C ommunity engagement and involvement is very important. What I frankly want to challenge people to do is to get beyond the one-offs, to get beyond the photo ops, to get beyond the few tickets for a few kids and the autograph sessions. Those are all nice, but for me, that is not change at scale and not meaningful change.
In every one of your communities we can help, and we have all the data; partner with you — here are the relatively small number of schools but that need desperate help — and it could start to become much more focused, much more strategic.
What we’re looking for is a much more strategic investment. Frankly, a greater focus on your return on investment, on your ROI, but do it in a way that is going to not just feel good but is going to provide a set of opportunities that kids and communities have not had historically.
“I obviously have this huge love for basketball, but there is no way I could be doing what I do today had I not had the opportunity to be on all those teams throughout my upbringing.”
Photo by:GETTY IMAGES
His summer camps are half-the-day basketball, half-the-day academic/technology skills. … The kids there know he is going to be there and has been there for the long haul.
We know by any measure what we’re doing for our young boys of color, our black and brown boys, in this country is woefully inadequate — and whether it is increasing high school graduation rates, whether it is reducing dropout rates, whether it is reducing incarceration rates, we need to, at scale, provide a set of opportunities that haven’t existed.
The president announced My Brother’s Keeper. It’s a very direct and strategic focus there. We have already a couple hundred million dollars from the private and philanthropic side.
[The] NBA, NFL, obviously who your athletes are, who your fan base is — huge chance to play there.
I think so many of us were able to sit down in class only if we had some recess. If we had PE, we were able to run around a little bit and burn off some steam.

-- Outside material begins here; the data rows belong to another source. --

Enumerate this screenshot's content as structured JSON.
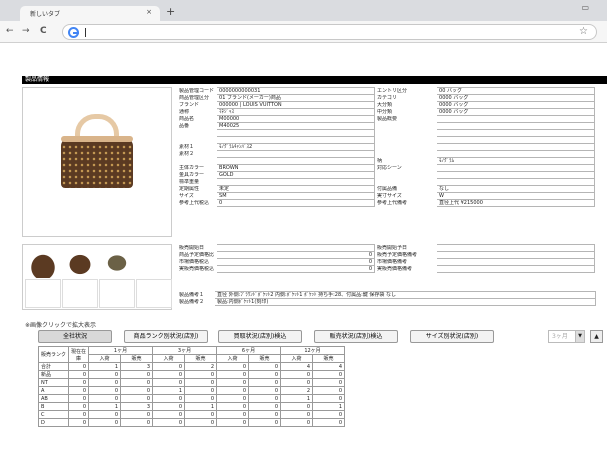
{
  "browser": {
    "tab_title": "新しいタブ",
    "tab_close": "×",
    "new_tab": "+",
    "window_control": "▭",
    "back": "←",
    "forward": "→",
    "reload": "C",
    "url": "",
    "star": "☆"
  },
  "header": {
    "title": "製品情報"
  },
  "left_fields": [
    {
      "label": "製品管理コード",
      "value": "0000000000031",
      "extra_label": "ＪＡＮコード",
      "extra_value": ""
    },
    {
      "label": "商品管理区分",
      "value": "01 ブランド(メーカー)商品"
    },
    {
      "label": "ブランド",
      "value": "000000 | LOUIS VUITTON"
    },
    {
      "label": "通称",
      "value": "ﾏﾈｼﾞｬｽ"
    },
    {
      "label": "商品名",
      "value": "M00000"
    },
    {
      "label": "品番",
      "value": "M40025"
    },
    {
      "label": "",
      "value": ""
    },
    {
      "label": "",
      "value": ""
    },
    {
      "label": "素材１",
      "value": "ﾓﾉｸﾞﾗﾑｷｬﾝﾊﾞｽ2"
    },
    {
      "label": "素材２",
      "value": ""
    },
    {
      "label": "",
      "value": ""
    },
    {
      "label": "主体カラー",
      "value": "BROWN"
    },
    {
      "label": "金具カラー",
      "value": "GOLD"
    },
    {
      "label": "標準重量",
      "value": ""
    },
    {
      "label": "定期属性",
      "value": "未定"
    },
    {
      "label": "サイズ",
      "value": "SM",
      "extra": "SM"
    },
    {
      "label": "参考上代税込",
      "value": "0",
      "mid_label": "参考上代更新日",
      "mid_value": "2014/10/20"
    }
  ],
  "right_fields": [
    {
      "label": "エントリ区分",
      "value": "00 バッグ"
    },
    {
      "label": "カテゴリ",
      "value": "0000 バッグ"
    },
    {
      "label": "大分類",
      "value": "0000 バッグ"
    },
    {
      "label": "中分類",
      "value": "0000 バッグ"
    },
    {
      "label": "製品概要",
      "value": ""
    },
    {
      "label": "",
      "value": ""
    },
    {
      "label": "",
      "value": ""
    },
    {
      "label": "",
      "value": ""
    },
    {
      "label": "",
      "value": ""
    },
    {
      "label": "",
      "value": ""
    },
    {
      "label": "柄",
      "value": "ﾓﾉｸﾞﾗﾑ"
    },
    {
      "label": "対応シーン",
      "value": ""
    },
    {
      "label": "",
      "value": ""
    },
    {
      "label": "",
      "value": ""
    },
    {
      "label": "付属品備",
      "value": "なし"
    },
    {
      "label": "実寸サイズ",
      "value": "W",
      "w": "38",
      "h": "26",
      "d": "14"
    },
    {
      "label": "参考上代備考",
      "value": "直径上代 ¥215000"
    }
  ],
  "sales_left": [
    {
      "label": "販売開始日",
      "value": ""
    },
    {
      "label": "商品予定価格比",
      "value": "0",
      "mid": "商品予定価格日"
    },
    {
      "label": "市場価格税込",
      "value": "0",
      "mid": "市場価格更新日"
    },
    {
      "label": "実販売価格税込",
      "value": "0",
      "mid": "実販売価格更新日"
    }
  ],
  "sales_right": [
    {
      "label": "販売開始予日",
      "value": ""
    },
    {
      "label": "販売予定価格備考",
      "value": ""
    },
    {
      "label": "市場価格備考",
      "value": ""
    },
    {
      "label": "実販売価格備考",
      "value": ""
    }
  ],
  "notes": [
    {
      "label": "製品備考１",
      "value": "直径 外側:ﾌﾞﾗｳﾝﾄﾞﾎﾟｹｯﾄ2 内側:ﾎﾟｹｯﾄ1 ﾎﾟｹｯﾄ 持ち手:28、付属品:鍵 保存袋 なし"
    },
    {
      "label": "製品備考２",
      "value": "製品:内側ﾎﾟｹｯﾄ1(刻印)"
    }
  ],
  "click_note": "※画像クリックで拡大表示",
  "buttons": [
    {
      "label": "全社状況",
      "active": true
    },
    {
      "label": "商品ランク別状況(店別)",
      "active": false
    },
    {
      "label": "買取状況(店別)検込",
      "active": false
    },
    {
      "label": "販売状況(店別)検込",
      "active": false
    },
    {
      "label": "サイズ別状況(店別)",
      "active": false
    }
  ],
  "month_select": "3ヶ月",
  "up_button": "▲",
  "stock_table": {
    "rank_header": "販売ランク",
    "stock_header": "現在在庫",
    "periods": [
      "1ヶ月",
      "3ヶ月",
      "6ヶ月",
      "12ヶ月"
    ],
    "sub_headers": [
      "入荷",
      "販売"
    ],
    "rows": [
      {
        "rank": "合計",
        "stock": "0",
        "vals": [
          "1",
          "3",
          "0",
          "2",
          "0",
          "0",
          "4",
          "4"
        ]
      },
      {
        "rank": "新品",
        "stock": "0",
        "vals": [
          "0",
          "0",
          "0",
          "0",
          "0",
          "0",
          "0",
          "0"
        ]
      },
      {
        "rank": "NT",
        "stock": "0",
        "vals": [
          "0",
          "0",
          "0",
          "0",
          "0",
          "0",
          "0",
          "0"
        ]
      },
      {
        "rank": "A",
        "stock": "0",
        "vals": [
          "0",
          "0",
          "1",
          "0",
          "0",
          "0",
          "2",
          "0"
        ]
      },
      {
        "rank": "AB",
        "stock": "0",
        "vals": [
          "0",
          "0",
          "0",
          "0",
          "0",
          "0",
          "1",
          "0"
        ]
      },
      {
        "rank": "B",
        "stock": "0",
        "vals": [
          "1",
          "3",
          "0",
          "1",
          "0",
          "0",
          "0",
          "1"
        ]
      },
      {
        "rank": "C",
        "stock": "0",
        "vals": [
          "0",
          "0",
          "0",
          "0",
          "0",
          "0",
          "0",
          "0"
        ]
      },
      {
        "rank": "D",
        "stock": "0",
        "vals": [
          "0",
          "0",
          "0",
          "0",
          "0",
          "0",
          "0",
          "0"
        ]
      }
    ]
  }
}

Schools need to do more: More PE, more recess, more before school, after school. My daughter goes to a wonderful public school. They have a Girls on the Run program where they have young former college athletes come doing this amazing stuff in the mornings, so we all have a role to play.

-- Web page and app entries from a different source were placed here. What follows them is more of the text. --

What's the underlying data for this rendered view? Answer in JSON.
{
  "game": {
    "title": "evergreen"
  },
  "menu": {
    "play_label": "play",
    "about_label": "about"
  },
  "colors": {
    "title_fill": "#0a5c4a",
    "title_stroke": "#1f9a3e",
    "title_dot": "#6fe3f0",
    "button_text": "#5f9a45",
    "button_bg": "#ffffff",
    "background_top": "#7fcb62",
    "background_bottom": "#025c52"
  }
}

I want us to be much more strategic, much more proactive … telling our young people in general, but particularly our young boys of color, that you cannot drop out of high school. It is absolutely unacceptable. We’ll get you what help you need to be successful, but there is no way we’re going to allow you to drop out.
I wish we had more people kicking down my door and other folks’ doors saying we have to get better faster. The pressure we generally feel is that we’re going too fast. I think quite the opposite is true. In a place like South Korea, it frankly doesn’t matter who the leadership is. The people won’t allow education not to be a top priority.
We’ve stagnated, and 11 other countries have passed us by. On no international benchmarks, none, are we frankly close to where I think we want to be. I think we’re living on our past glory days from 30 and 40 years ago.
[Following video highlights of Duncan at the NBA All-Star Celebrity Game]: Thank God for Skylar Diggins. She could actually cut. Just so folks know, this was not real basketball. This was against Snoop Dogg. Take it with a grain of salt.
Bill Bradley wrote a book … “Values of the Game.” The hard work, the perseverance, the thinking long term, the thinking not about what’s good for you but what is good for the team: Those are all skills that are tough to teach in algebra and biology.
I obviously have this huge love for basketball, but there is no way I could be doing what I do today had I not had the opportunity to be on all those teams throughout my upbringing.
I thought the idea that so many teams were going to postseason tournaments with graduation rates that were horrendous was just absolutely irresponsible. People thought we were crazy, but we worked really hard and got the NCAA actually to raise the bar.
The fact that a coach can run a program into the ground and then leave and then double his salary at the next institution and the university he left be decimated, they lose scholarships … If I commit a crime, my wife shouldn’t pay for it and the person next to me shouldn’t pay for it. I need to pay for it.